EXERCISE AIM » Every line that includes the word "JSON" needs to be copied from the listing.

MATERIAL SUPPLIED »
■ ■ ■ ■ ■

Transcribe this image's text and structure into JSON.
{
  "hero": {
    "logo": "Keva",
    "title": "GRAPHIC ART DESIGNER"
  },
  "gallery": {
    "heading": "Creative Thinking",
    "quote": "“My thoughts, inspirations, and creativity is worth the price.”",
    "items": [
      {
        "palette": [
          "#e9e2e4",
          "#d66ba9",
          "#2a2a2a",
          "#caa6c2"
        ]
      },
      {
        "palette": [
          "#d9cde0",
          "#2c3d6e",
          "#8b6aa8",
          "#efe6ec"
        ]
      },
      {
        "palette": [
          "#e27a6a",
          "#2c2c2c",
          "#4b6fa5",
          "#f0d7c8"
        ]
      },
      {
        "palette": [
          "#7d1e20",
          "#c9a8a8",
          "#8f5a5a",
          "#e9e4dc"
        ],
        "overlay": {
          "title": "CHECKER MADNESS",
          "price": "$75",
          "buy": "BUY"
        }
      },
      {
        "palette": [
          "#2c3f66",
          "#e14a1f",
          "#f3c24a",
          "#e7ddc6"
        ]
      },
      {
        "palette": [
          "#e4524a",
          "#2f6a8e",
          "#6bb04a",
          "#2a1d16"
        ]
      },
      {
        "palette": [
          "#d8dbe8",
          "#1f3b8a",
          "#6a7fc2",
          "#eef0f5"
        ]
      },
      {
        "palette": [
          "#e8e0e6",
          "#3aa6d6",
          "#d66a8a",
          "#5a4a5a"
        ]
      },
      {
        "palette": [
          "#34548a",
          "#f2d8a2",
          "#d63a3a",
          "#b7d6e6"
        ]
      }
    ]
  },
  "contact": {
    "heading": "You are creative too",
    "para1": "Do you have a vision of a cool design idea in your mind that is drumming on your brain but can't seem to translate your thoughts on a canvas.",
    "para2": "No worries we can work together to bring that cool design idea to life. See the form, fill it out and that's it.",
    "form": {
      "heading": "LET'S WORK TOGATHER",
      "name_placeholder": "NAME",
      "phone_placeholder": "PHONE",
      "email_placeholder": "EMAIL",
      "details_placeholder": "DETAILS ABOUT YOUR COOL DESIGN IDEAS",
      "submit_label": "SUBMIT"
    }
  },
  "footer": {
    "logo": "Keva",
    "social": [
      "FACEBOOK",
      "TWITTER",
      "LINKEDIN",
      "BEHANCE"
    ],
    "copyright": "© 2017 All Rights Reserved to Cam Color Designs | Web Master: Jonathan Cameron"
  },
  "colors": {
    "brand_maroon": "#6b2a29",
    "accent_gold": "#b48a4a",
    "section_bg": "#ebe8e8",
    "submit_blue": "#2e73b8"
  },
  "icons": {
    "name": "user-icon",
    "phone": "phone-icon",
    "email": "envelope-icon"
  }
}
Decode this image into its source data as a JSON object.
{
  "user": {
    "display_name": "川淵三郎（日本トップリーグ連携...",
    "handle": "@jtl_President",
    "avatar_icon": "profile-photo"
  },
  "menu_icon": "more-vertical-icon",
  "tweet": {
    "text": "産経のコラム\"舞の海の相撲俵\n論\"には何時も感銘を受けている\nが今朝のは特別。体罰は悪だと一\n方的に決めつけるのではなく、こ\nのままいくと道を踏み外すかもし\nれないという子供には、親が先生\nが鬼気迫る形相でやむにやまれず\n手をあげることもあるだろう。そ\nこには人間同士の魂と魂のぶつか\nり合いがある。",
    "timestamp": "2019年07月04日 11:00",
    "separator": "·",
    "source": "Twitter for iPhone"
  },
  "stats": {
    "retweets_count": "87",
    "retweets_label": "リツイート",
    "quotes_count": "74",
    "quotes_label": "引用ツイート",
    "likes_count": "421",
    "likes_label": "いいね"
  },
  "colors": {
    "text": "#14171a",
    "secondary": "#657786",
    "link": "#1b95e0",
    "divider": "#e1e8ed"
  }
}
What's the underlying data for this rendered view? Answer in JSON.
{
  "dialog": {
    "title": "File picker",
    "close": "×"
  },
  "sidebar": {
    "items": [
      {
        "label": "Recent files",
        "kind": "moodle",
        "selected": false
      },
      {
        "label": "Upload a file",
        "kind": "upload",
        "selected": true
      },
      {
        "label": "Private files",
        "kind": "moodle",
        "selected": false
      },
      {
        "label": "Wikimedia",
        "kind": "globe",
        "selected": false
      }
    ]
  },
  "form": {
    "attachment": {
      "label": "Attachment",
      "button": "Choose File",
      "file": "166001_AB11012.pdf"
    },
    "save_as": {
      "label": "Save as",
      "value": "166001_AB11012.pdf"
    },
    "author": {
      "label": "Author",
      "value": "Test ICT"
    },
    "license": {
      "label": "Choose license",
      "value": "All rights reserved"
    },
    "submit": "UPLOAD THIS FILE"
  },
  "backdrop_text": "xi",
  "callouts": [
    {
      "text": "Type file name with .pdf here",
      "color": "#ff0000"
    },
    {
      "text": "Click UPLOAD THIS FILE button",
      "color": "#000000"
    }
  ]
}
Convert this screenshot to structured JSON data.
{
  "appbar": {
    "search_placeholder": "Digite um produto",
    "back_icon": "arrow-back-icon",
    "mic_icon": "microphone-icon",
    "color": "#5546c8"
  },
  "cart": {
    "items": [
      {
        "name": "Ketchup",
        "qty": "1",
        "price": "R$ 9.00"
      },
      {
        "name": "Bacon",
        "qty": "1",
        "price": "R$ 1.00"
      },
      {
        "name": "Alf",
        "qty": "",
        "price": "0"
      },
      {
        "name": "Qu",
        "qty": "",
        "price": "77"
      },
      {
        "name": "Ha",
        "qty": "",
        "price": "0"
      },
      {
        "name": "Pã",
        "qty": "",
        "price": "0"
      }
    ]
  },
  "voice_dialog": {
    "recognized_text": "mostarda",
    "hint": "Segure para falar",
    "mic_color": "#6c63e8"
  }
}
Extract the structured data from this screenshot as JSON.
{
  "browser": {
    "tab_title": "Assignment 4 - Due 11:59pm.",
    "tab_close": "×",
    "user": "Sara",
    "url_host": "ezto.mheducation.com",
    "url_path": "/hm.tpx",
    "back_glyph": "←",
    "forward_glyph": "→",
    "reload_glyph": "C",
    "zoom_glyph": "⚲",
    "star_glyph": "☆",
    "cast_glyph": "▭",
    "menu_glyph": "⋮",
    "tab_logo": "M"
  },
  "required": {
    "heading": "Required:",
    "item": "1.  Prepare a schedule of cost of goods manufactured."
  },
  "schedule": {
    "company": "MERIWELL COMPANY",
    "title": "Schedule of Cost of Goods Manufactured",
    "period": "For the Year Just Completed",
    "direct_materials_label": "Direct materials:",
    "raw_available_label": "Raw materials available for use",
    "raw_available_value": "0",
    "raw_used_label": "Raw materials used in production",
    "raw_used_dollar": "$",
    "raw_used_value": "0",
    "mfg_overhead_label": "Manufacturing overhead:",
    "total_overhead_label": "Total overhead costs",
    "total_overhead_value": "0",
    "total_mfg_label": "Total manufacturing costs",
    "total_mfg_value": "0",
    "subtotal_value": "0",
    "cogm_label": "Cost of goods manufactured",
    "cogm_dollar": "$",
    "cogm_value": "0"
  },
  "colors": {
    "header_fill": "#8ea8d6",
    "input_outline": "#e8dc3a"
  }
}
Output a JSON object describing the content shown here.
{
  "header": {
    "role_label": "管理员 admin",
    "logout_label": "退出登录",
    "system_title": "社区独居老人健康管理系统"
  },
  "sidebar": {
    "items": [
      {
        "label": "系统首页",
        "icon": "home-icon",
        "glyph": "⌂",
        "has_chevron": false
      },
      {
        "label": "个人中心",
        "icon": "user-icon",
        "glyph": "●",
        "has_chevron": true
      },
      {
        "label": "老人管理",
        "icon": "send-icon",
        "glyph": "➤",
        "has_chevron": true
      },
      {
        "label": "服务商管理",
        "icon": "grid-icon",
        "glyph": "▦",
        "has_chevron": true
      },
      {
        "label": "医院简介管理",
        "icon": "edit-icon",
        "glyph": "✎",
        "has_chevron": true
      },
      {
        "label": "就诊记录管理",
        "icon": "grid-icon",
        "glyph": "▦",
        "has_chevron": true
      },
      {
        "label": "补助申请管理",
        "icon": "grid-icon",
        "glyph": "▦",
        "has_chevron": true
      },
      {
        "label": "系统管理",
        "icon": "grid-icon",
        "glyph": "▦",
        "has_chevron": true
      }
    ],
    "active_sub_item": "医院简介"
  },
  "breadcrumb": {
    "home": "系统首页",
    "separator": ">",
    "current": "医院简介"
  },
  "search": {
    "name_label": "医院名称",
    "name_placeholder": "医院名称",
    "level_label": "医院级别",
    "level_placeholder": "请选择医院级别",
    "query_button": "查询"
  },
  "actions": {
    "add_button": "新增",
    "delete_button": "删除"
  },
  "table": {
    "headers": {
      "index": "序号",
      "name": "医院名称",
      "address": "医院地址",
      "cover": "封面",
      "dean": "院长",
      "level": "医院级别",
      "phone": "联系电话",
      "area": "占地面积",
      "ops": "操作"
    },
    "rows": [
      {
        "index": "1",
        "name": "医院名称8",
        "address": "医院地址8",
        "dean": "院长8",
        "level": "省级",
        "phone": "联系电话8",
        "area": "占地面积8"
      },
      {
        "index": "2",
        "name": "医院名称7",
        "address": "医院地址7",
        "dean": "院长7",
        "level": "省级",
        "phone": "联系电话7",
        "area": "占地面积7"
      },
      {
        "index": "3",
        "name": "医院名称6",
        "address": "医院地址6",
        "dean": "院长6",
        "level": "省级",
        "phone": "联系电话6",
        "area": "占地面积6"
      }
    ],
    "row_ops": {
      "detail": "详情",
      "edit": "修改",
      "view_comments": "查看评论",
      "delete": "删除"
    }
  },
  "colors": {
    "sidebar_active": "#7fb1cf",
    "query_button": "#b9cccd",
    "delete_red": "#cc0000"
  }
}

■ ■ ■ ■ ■

RESULT OF THE EXERCISE »
Transcribe this image's text and structure into JSON.
Decode this image into its source data as a JSON object.
What's the underlying data for this rendered view? Answer in JSON.
Convert this screenshot to structured JSON data.
Extract the structured data from this screenshot as JSON.
Output a JSON object describing the content shown here.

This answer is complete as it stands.